After fulfilling the first three needs, next need is self-esteem needs. At this point, employees desire for achievement, adequacy, competency. A job should have the characteristics of task identity and significance in this stage (Wahba & Bridwell 1976). It portrays a clear direction to the employees regarding their contribution towards the organisation and their accomplishments in the job. Employees want to be accepted and valued by others at this point because employees can apply some decisions to accomplish the work and become responsible for their own decisions. It is therefore related to autonomy of job characteristics as employees enjoy a certain level of freedom in decision making (Kremer & Hammond 2013).

The self-actualisation is the last phase of the hierarchy. The general components at this stage refers to an employee’s potentiality at a maximum level. It is related to skill variety as the potentiality depends on the usage of employees’ skills and abilities through creative working in an organisation. Besides, a leader naturally enjoys substantial level of autonomy over others. Challenging job and extraordinary achievement in work represents autonomy at this stage. However, a study shows that the job characteristics for self-actualisation does not exist in real business world because there is no perfect human being (Sze 2015). It is therefore very difficult for human resource managers to align the job characteristics for engaging employees in this stage.
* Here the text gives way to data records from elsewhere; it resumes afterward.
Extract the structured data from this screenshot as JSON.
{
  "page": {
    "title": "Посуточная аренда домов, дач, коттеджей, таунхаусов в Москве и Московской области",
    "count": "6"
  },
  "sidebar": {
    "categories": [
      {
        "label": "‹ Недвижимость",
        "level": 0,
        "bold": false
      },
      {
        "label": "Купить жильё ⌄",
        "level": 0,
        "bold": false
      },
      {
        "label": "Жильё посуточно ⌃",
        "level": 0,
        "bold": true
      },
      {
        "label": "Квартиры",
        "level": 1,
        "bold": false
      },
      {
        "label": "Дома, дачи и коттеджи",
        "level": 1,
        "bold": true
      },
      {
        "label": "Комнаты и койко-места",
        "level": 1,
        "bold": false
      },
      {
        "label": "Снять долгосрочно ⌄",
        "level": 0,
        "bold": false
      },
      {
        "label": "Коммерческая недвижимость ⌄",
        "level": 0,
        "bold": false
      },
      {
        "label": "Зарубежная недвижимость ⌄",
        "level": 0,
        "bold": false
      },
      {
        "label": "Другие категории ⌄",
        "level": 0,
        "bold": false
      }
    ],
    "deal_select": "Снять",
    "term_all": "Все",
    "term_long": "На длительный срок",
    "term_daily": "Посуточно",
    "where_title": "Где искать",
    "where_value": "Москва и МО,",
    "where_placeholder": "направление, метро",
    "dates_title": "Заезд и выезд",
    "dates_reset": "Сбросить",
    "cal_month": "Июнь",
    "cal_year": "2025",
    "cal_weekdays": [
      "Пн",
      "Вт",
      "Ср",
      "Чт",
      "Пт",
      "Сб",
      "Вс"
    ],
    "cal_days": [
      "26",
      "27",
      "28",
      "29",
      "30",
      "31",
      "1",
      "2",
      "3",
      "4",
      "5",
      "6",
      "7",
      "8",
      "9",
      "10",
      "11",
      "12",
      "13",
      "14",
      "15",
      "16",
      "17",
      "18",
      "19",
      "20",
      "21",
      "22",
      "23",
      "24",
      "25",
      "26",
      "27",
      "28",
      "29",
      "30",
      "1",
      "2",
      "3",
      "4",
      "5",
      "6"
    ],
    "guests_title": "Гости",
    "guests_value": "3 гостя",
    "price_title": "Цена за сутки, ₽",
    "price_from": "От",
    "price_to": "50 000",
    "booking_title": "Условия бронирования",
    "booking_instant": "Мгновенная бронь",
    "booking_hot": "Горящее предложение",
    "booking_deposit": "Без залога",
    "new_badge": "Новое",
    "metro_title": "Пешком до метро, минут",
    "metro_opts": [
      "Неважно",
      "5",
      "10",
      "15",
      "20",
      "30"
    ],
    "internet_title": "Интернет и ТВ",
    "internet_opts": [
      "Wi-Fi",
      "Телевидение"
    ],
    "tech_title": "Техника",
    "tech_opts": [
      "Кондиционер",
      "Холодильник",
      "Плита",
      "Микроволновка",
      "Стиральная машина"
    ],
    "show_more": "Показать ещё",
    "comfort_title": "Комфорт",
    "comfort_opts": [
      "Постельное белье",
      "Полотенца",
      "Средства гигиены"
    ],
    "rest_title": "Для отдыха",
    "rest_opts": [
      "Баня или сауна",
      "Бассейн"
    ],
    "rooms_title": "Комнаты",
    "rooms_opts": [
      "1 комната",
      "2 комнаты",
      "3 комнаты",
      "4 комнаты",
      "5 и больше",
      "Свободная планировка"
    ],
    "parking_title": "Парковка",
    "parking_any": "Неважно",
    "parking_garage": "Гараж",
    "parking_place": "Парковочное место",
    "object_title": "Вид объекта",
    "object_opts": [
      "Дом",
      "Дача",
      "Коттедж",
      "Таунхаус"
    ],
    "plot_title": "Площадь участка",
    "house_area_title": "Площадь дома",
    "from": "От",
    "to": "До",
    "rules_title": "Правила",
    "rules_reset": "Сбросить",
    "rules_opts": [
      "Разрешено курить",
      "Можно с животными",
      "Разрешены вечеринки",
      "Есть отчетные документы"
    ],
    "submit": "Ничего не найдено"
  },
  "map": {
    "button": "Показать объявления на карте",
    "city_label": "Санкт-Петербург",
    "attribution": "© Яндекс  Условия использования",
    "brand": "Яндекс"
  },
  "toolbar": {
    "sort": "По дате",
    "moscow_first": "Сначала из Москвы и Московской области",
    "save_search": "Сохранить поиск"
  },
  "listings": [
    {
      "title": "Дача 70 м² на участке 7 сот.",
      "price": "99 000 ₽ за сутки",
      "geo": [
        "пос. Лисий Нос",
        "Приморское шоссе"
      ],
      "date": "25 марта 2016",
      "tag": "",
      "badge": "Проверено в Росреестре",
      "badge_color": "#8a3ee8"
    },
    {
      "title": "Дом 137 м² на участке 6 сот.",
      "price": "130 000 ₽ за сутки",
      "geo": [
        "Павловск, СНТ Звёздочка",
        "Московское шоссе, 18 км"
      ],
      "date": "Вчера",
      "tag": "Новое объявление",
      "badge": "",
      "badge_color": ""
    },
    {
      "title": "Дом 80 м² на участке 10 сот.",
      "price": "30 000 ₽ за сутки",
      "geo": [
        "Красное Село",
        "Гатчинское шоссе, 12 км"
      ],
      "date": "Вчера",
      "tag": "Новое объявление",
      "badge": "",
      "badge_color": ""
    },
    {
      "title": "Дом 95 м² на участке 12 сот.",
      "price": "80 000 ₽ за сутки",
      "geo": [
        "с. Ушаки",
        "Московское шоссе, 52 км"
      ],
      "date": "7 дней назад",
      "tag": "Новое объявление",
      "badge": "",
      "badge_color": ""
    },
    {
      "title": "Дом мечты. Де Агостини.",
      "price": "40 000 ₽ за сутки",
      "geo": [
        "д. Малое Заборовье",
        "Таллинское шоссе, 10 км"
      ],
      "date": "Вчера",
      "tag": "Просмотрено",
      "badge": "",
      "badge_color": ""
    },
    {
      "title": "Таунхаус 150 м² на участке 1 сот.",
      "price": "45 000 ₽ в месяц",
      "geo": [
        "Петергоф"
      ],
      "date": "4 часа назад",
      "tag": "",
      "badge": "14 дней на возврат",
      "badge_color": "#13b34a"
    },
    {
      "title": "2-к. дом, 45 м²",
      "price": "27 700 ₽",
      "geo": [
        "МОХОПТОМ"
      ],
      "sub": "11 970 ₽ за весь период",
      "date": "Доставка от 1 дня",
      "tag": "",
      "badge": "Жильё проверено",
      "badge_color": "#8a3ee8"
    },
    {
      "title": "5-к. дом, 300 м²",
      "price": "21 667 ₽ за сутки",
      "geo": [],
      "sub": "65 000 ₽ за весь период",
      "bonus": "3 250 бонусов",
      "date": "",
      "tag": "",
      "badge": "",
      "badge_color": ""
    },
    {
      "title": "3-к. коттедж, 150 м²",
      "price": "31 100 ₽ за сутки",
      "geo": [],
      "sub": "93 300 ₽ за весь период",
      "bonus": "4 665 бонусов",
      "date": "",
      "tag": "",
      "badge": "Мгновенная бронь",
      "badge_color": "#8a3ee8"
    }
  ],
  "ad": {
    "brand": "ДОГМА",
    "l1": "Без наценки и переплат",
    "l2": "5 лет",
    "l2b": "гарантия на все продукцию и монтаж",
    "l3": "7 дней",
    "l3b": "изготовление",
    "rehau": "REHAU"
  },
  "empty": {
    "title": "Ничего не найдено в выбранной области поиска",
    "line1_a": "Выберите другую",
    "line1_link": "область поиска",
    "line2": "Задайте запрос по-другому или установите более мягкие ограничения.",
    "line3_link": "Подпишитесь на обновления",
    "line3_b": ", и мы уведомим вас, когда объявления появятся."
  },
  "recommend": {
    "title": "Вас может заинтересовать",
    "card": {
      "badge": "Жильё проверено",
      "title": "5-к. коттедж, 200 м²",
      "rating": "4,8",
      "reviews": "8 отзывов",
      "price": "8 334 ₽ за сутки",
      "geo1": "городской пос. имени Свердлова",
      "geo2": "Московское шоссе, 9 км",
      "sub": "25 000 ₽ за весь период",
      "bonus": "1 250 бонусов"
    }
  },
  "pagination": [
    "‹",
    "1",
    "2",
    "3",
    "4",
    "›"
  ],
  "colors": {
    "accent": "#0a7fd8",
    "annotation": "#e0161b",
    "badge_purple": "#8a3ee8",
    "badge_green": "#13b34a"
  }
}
There are some issues related to Maslow’s hierarchy and job characteristics model. For example, identifying the needs of each employee are always complex and every employee may not experience the human needs in the same order as Maslow described. Therefore, describing job characteristics for each level can also be different. Peer pressure and inferiority complex play a vital role in job characteristics (Heylighen 1992). Thus, strong peer pressure and inferiority complex may demotivate employees. Moreover, when needs of a stage are fulfilled, employees follow the needs of next stage as a motivating factor and job characteristics related to the previous needs no longer exist. (Kaplan 2012)

Conclusion:

Engagement is an opportunity for employees to connect with the organisation and improve the motivation level. Motivation has two prime components – organisation and manager. Motivation with organisation is related to values, respect, leadership, trust, work environment; motivation with manager denotes feedback, treated fairly, working relationship. It is therefore believed that when employees’ needs fulfil at work, they experience a positive behavioural and affective processes (Denning 2012). A motivated employee is engaged to work an extra level to meet the organisation’s goals.